The task
Below is a listing to copy exactly; no image goes into the copy.

*** Material for the task Section Begins ***

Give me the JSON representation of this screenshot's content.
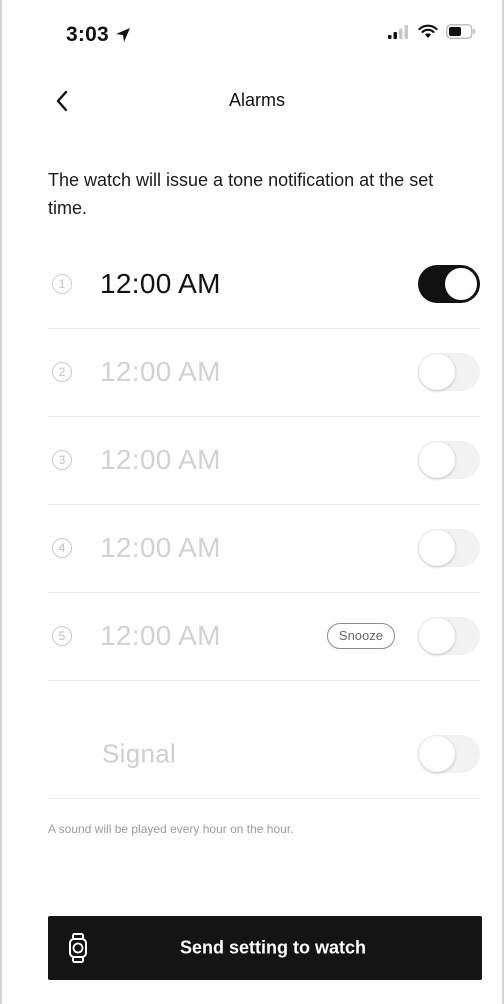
{
  "status_bar": {
    "time": "3:03",
    "location_icon": "location-arrow-icon",
    "signal_icon": "cellular-signal-icon",
    "wifi_icon": "wifi-icon",
    "battery_icon": "battery-icon"
  },
  "nav": {
    "back_icon": "chevron-left-icon",
    "title": "Alarms"
  },
  "description": "The watch will issue a tone notification at the set time.",
  "alarms": [
    {
      "index": "1",
      "time": "12:00 AM",
      "enabled": true
    },
    {
      "index": "2",
      "time": "12:00 AM",
      "enabled": false
    },
    {
      "index": "3",
      "time": "12:00 AM",
      "enabled": false
    },
    {
      "index": "4",
      "time": "12:00 AM",
      "enabled": false
    },
    {
      "index": "5",
      "time": "12:00 AM",
      "enabled": false,
      "snooze_label": "Snooze"
    }
  ],
  "signal": {
    "label": "Signal",
    "enabled": false,
    "note": "A sound will be played every hour on the hour."
  },
  "send_button": {
    "icon": "watch-icon",
    "label": "Send setting to watch"
  },
  "colors": {
    "accent": "#141414",
    "toggle_off": "#f2f2f2",
    "disabled_text": "#d2d2d2"
  }
}
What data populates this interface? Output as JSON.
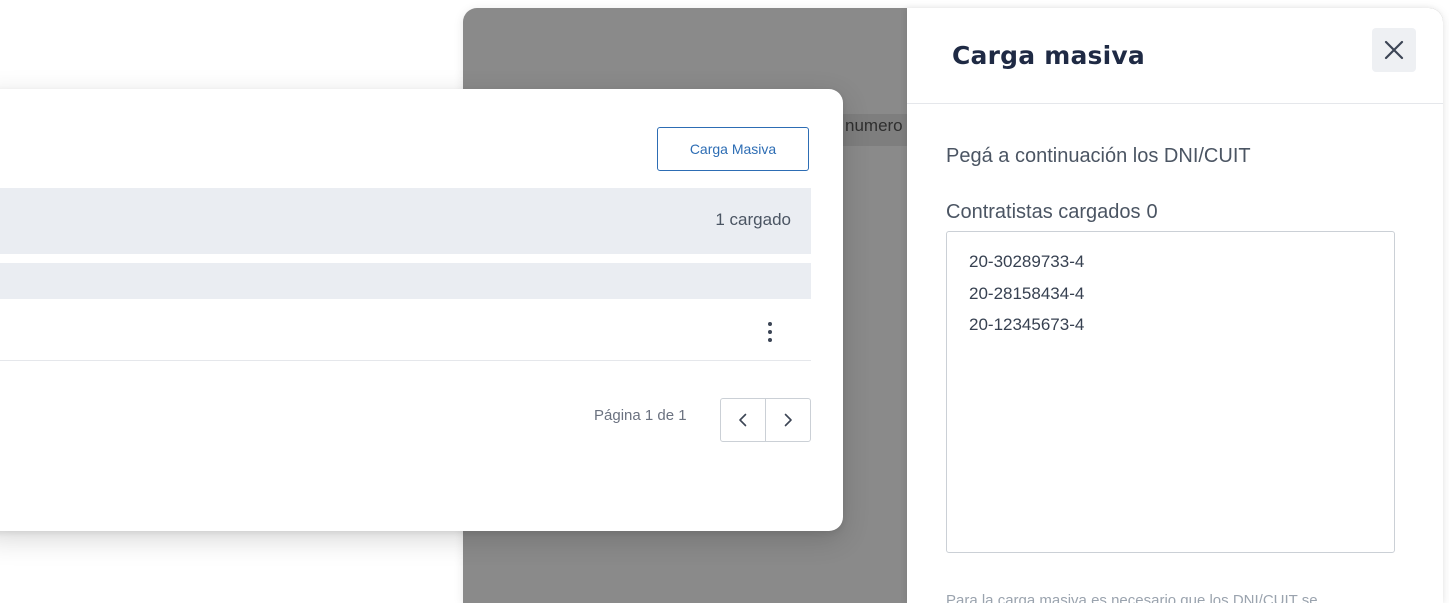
{
  "background": {
    "overlay_text": "numero"
  },
  "drawer": {
    "title": "Carga masiva",
    "close_icon": "close-icon",
    "instruction": "Pegá a continuación los DNI/CUIT",
    "count_label": "Contratistas cargados",
    "count_value": "0",
    "textarea_lines": [
      "20-30289733-4",
      "20-28158434-4",
      "20-12345673-4"
    ],
    "footnote": "Para la carga masiva es necesario que los DNI/CUIT se"
  },
  "card": {
    "bulk_button_label": "Carga Masiva",
    "loaded_status": "1 cargado",
    "row_menu_icon": "more-vertical-icon",
    "pagination": {
      "label": "Página 1 de 1",
      "prev_icon": "chevron-left-icon",
      "next_icon": "chevron-right-icon"
    }
  },
  "colors": {
    "accent": "#2d6db4",
    "title": "#1f2a44",
    "row_shade": "#eaedf2",
    "overlay": "#8a8a8a"
  }
}
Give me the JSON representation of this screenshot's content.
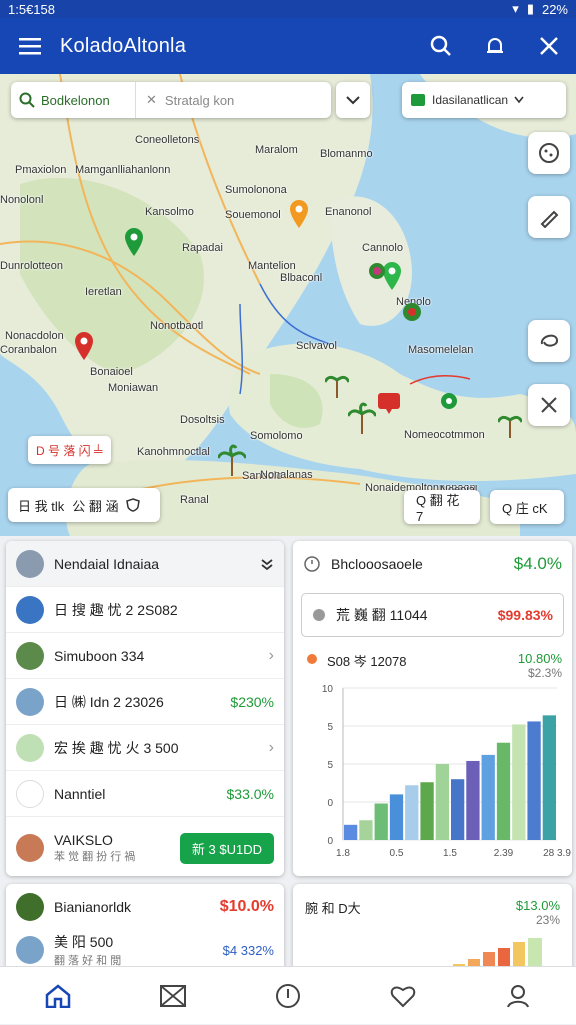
{
  "status": {
    "time": "1:5€158",
    "battery": "22%"
  },
  "app": {
    "title": "KoladoAltonla"
  },
  "search": {
    "query": "Bodkelonon",
    "placeholder": "Stratalg kon",
    "layer_label": "Idasilanatlican"
  },
  "map_labels": [
    "Coneolletons",
    "Maralom",
    "Mamganlliahanlonn",
    "Blomanmo",
    "Pmaxiolon",
    "Sumolonona",
    "Souemonol",
    "Enanonol",
    "Nonolonl",
    "Kansolmo",
    "Rapadai",
    "Dunrolotteon",
    "Mantelion",
    "Cannolo",
    "Blbaconl",
    "Ieretlan",
    "Nenolo",
    "Nonotbaotl",
    "Nonacdolon",
    "Sclvavol",
    "Coranbalon",
    "Masomelelan",
    "Bonaioel",
    "Moniawan",
    "Dosoltsis",
    "Nomeocotmmon",
    "Somolomo",
    "Kanohmnoctlal",
    "Sandolo",
    "Nonaidemoltonnonaon",
    "Nonalanas",
    "Noeoial",
    "Ranal"
  ],
  "map_pill": {
    "left_label": "日 我 tlk",
    "left_label2": "公 翻 涵",
    "badge": "D 号 落 闪 ╧"
  },
  "map_chips": [
    {
      "label": "Q 翻 花 7"
    },
    {
      "label": "Q 庄 cK"
    }
  ],
  "left_card": {
    "header": "Nendaial Idnaiaa",
    "rows": [
      {
        "label": "日 搜 趣 忧 2 2S082",
        "value": "",
        "chevron": false
      },
      {
        "label": "Simuboon 334",
        "value": "",
        "chevron": true
      },
      {
        "label": "日 ㈱ Idn 2 23026",
        "value": "$230%",
        "chevron": false
      },
      {
        "label": "宏 挨 趣 忧 火 3 500",
        "value": "",
        "chevron": true
      },
      {
        "label": "Nanntiel",
        "value": "$33.0%",
        "chevron": false
      }
    ],
    "last": {
      "title": "VAIKSLO",
      "sub": "苯 觉 翻 扮 行 禍",
      "button": "新 3 $U1DD"
    }
  },
  "right_card": {
    "header": {
      "label": "Bhclooosaoele",
      "value": "$4.0%"
    },
    "boxed": {
      "label": "荒 巍 翻 11044",
      "value": "$99.83%"
    },
    "legend": {
      "label": "S08 岑 12078",
      "v1": "10.80%",
      "v2": "$2.3%"
    },
    "yticks": [
      "10",
      "5",
      "5",
      "0",
      "0"
    ],
    "xticks": [
      "1.8",
      "0.5",
      "1.5",
      "2.39",
      "28 3.9"
    ]
  },
  "chart_data": {
    "type": "bar",
    "title": "",
    "xlabel": "",
    "ylabel": "",
    "ylim": [
      0,
      10
    ],
    "values": [
      1.0,
      1.3,
      2.4,
      3.0,
      3.6,
      3.8,
      5.0,
      4.0,
      5.2,
      5.6,
      6.4,
      7.6,
      7.8,
      8.2
    ],
    "colors": [
      "#5b8be0",
      "#a6d39a",
      "#6cbe77",
      "#4a8fd9",
      "#a8cdea",
      "#5da84c",
      "#9fd397",
      "#4776c8",
      "#6b5fb8",
      "#5fa0e0",
      "#69b867",
      "#c3e3b0",
      "#4b7cd0",
      "#3da2a5"
    ]
  },
  "bottom_left": {
    "title": "Bianianorldk",
    "value": "$10.0%",
    "row_label": "美 阳 500",
    "row_sub": "翻 落 好 和 閲",
    "row_value": "$4 332%"
  },
  "bottom_right": {
    "title": "腕 和 D大",
    "v1": "$13.0%",
    "v2": "23%"
  },
  "colors": {
    "primary": "#1747b5",
    "green": "#1e9b38",
    "red": "#e33b2e"
  }
}
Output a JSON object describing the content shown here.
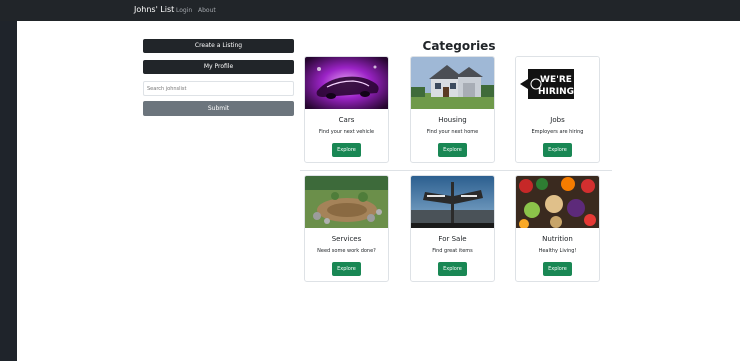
{
  "navbar": {
    "brand": "Johns' List",
    "links": [
      "Login",
      "About"
    ]
  },
  "sidebar": {
    "create_label": "Create a Listing",
    "profile_label": "My Profile",
    "search_placeholder": "Search johnslist",
    "submit_label": "Submit"
  },
  "main": {
    "title": "Categories",
    "explore_label": "Explore",
    "categories": [
      {
        "title": "Cars",
        "text": "Find your next vehicle"
      },
      {
        "title": "Housing",
        "text": "Find your next home"
      },
      {
        "title": "Jobs",
        "text": "Employers are hiring",
        "image_text": [
          "WE'RE",
          "HIRING"
        ]
      },
      {
        "title": "Services",
        "text": "Need some work done?"
      },
      {
        "title": "For Sale",
        "text": "Find great items"
      },
      {
        "title": "Nutrition",
        "text": "Healthy Living!"
      }
    ]
  },
  "colors": {
    "navbar": "#212529",
    "explore_button": "#198754",
    "submit_button": "#6c757d"
  }
}
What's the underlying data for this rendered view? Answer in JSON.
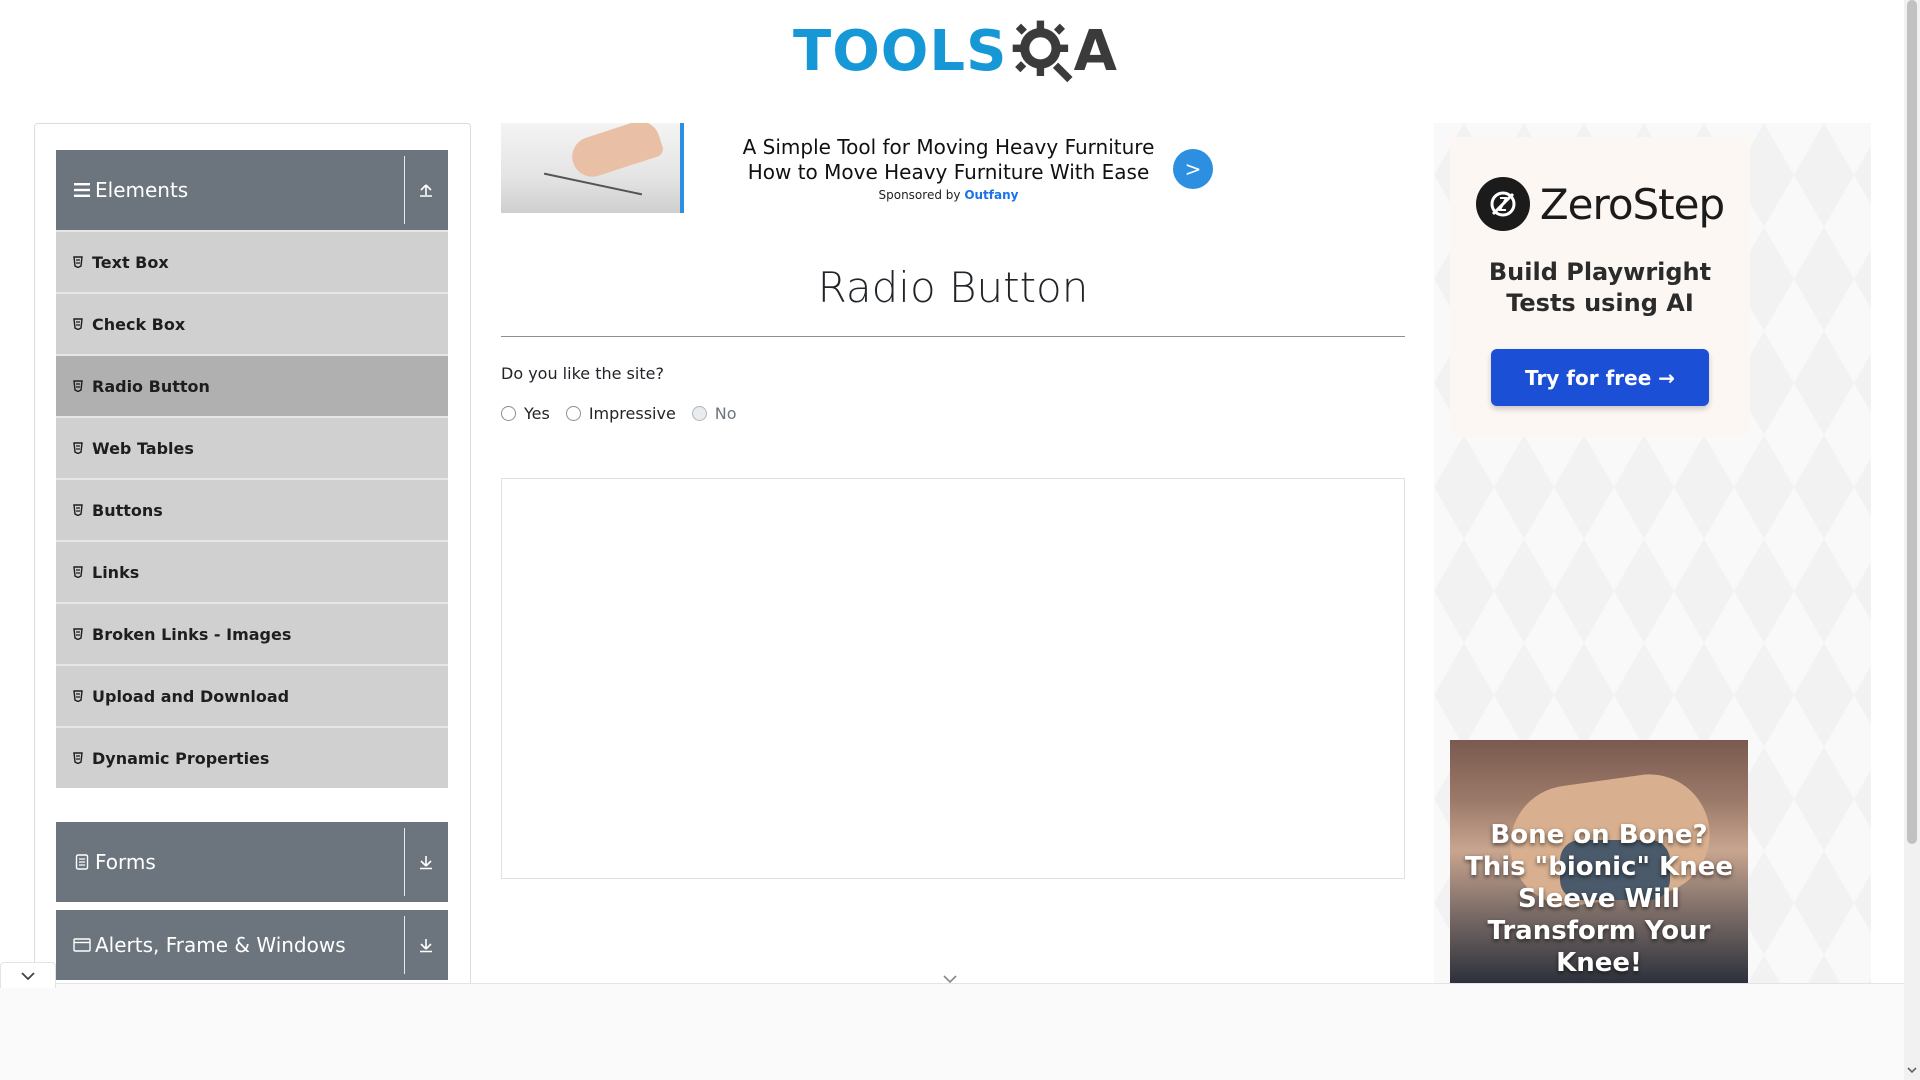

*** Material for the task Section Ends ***

Solved exercise
Give me the JSON representation of this screenshot's content.
{
  "status_bar": {
    "time": "3:03",
    "location_icon": "location-arrow-icon",
    "signal_icon": "cellular-signal-icon",
    "wifi_icon": "wifi-icon",
    "battery_icon": "battery-icon"
  },
  "nav": {
    "back_icon": "chevron-left-icon",
    "title": "Alarms"
  },
  "description": "The watch will issue a tone notification at the set time.",
  "alarms": [
    {
      "index": "1",
      "time": "12:00 AM",
      "enabled": true
    },
    {
      "index": "2",
      "time": "12:00 AM",
      "enabled": false
    },
    {
      "index": "3",
      "time": "12:00 AM",
      "enabled": false
    },
    {
      "index": "4",
      "time": "12:00 AM",
      "enabled": false
    },
    {
      "index": "5",
      "time": "12:00 AM",
      "enabled": false,
      "snooze_label": "Snooze"
    }
  ],
  "signal": {
    "label": "Signal",
    "enabled": false,
    "note": "A sound will be played every hour on the hour."
  },
  "send_button": {
    "icon": "watch-icon",
    "label": "Send setting to watch"
  },
  "colors": {
    "accent": "#141414",
    "toggle_off": "#f2f2f2",
    "disabled_text": "#d2d2d2"
  }
}
What data populates this interface? Output as JSON.
{
  "background": {
    "overlay_text": "numero"
  },
  "drawer": {
    "title": "Carga masiva",
    "close_icon": "close-icon",
    "instruction": "Pegá a continuación los DNI/CUIT",
    "count_label": "Contratistas cargados",
    "count_value": "0",
    "textarea_lines": [
      "20-30289733-4",
      "20-28158434-4",
      "20-12345673-4"
    ],
    "footnote": "Para la carga masiva es necesario que los DNI/CUIT se"
  },
  "card": {
    "bulk_button_label": "Carga Masiva",
    "loaded_status": "1 cargado",
    "row_menu_icon": "more-vertical-icon",
    "pagination": {
      "label": "Página 1 de 1",
      "prev_icon": "chevron-left-icon",
      "next_icon": "chevron-right-icon"
    }
  },
  "colors": {
    "accent": "#2d6db4",
    "title": "#1f2a44",
    "row_shade": "#eaedf2",
    "overlay": "#8a8a8a"
  }
}
Give me the JSON representation of this screenshot's content.
{
  "status": {
    "time": "1:5€158",
    "battery": "22%"
  },
  "app": {
    "title": "KoladoAltonla"
  },
  "search": {
    "query": "Bodkelonon",
    "placeholder": "Stratalg kon",
    "layer_label": "Idasilanatlican"
  },
  "map_labels": [
    "Coneolletons",
    "Maralom",
    "Mamganlliahanlonn",
    "Blomanmo",
    "Pmaxiolon",
    "Sumolonona",
    "Souemonol",
    "Enanonol",
    "Nonolonl",
    "Kansolmo",
    "Rapadai",
    "Dunrolotteon",
    "Mantelion",
    "Cannolo",
    "Blbaconl",
    "Ieretlan",
    "Nenolo",
    "Nonotbaotl",
    "Nonacdolon",
    "Sclvavol",
    "Coranbalon",
    "Masomelelan",
    "Bonaioel",
    "Moniawan",
    "Dosoltsis",
    "Nomeocotmmon",
    "Somolomo",
    "Kanohmnoctlal",
    "Sandolo",
    "Nonaidemoltonnonaon",
    "Nonalanas",
    "Noeoial",
    "Ranal"
  ],
  "map_pill": {
    "left_label": "日 我 tlk",
    "left_label2": "公 翻 涵",
    "badge": "D 号 落 闪 ╧"
  },
  "map_chips": [
    {
      "label": "Q 翻 花 7"
    },
    {
      "label": "Q 庄 cK"
    }
  ],
  "left_card": {
    "header": "Nendaial Idnaiaa",
    "rows": [
      {
        "label": "日 搜 趣 忧 2 2S082",
        "value": "",
        "chevron": false
      },
      {
        "label": "Simuboon 334",
        "value": "",
        "chevron": true
      },
      {
        "label": "日 ㈱ Idn 2 23026",
        "value": "$230%",
        "chevron": false
      },
      {
        "label": "宏 挨 趣 忧 火 3 500",
        "value": "",
        "chevron": true
      },
      {
        "label": "Nanntiel",
        "value": "$33.0%",
        "chevron": false
      }
    ],
    "last": {
      "title": "VAIKSLO",
      "sub": "苯 觉 翻 扮 行 禍",
      "button": "新 3 $U1DD"
    }
  },
  "right_card": {
    "header": {
      "label": "Bhclooosaoele",
      "value": "$4.0%"
    },
    "boxed": {
      "label": "荒 巍 翻 11044",
      "value": "$99.83%"
    },
    "legend": {
      "label": "S08 岑 12078",
      "v1": "10.80%",
      "v2": "$2.3%"
    },
    "yticks": [
      "10",
      "5",
      "5",
      "0",
      "0"
    ],
    "xticks": [
      "1.8",
      "0.5",
      "1.5",
      "2.39",
      "28 3.9"
    ]
  },
  "chart_data": {
    "type": "bar",
    "title": "",
    "xlabel": "",
    "ylabel": "",
    "ylim": [
      0,
      10
    ],
    "values": [
      1.0,
      1.3,
      2.4,
      3.0,
      3.6,
      3.8,
      5.0,
      4.0,
      5.2,
      5.6,
      6.4,
      7.6,
      7.8,
      8.2
    ],
    "colors": [
      "#5b8be0",
      "#a6d39a",
      "#6cbe77",
      "#4a8fd9",
      "#a8cdea",
      "#5da84c",
      "#9fd397",
      "#4776c8",
      "#6b5fb8",
      "#5fa0e0",
      "#69b867",
      "#c3e3b0",
      "#4b7cd0",
      "#3da2a5"
    ]
  },
  "bottom_left": {
    "title": "Bianianorldk",
    "value": "$10.0%",
    "row_label": "美 阳 500",
    "row_sub": "翻 落 好 和 閲",
    "row_value": "$4 332%"
  },
  "bottom_right": {
    "title": "腕 和 D大",
    "v1": "$13.0%",
    "v2": "23%"
  },
  "colors": {
    "primary": "#1747b5",
    "green": "#1e9b38",
    "red": "#e33b2e"
  }
}
Output a JSON object describing the content shown here.
{
  "navbar": {
    "brand": "Johns' List",
    "links": [
      "Login",
      "About"
    ]
  },
  "sidebar": {
    "create_label": "Create a Listing",
    "profile_label": "My Profile",
    "search_placeholder": "Search johnslist",
    "submit_label": "Submit"
  },
  "main": {
    "title": "Categories",
    "explore_label": "Explore",
    "categories": [
      {
        "title": "Cars",
        "text": "Find your next vehicle"
      },
      {
        "title": "Housing",
        "text": "Find your next home"
      },
      {
        "title": "Jobs",
        "text": "Employers are hiring",
        "image_text": [
          "WE'RE",
          "HIRING"
        ]
      },
      {
        "title": "Services",
        "text": "Need some work done?"
      },
      {
        "title": "For Sale",
        "text": "Find great items"
      },
      {
        "title": "Nutrition",
        "text": "Healthy Living!"
      }
    ]
  },
  "colors": {
    "navbar": "#212529",
    "explore_button": "#198754",
    "submit_button": "#6c757d"
  }
}
What's the underlying data for this rendered view? Answer in JSON.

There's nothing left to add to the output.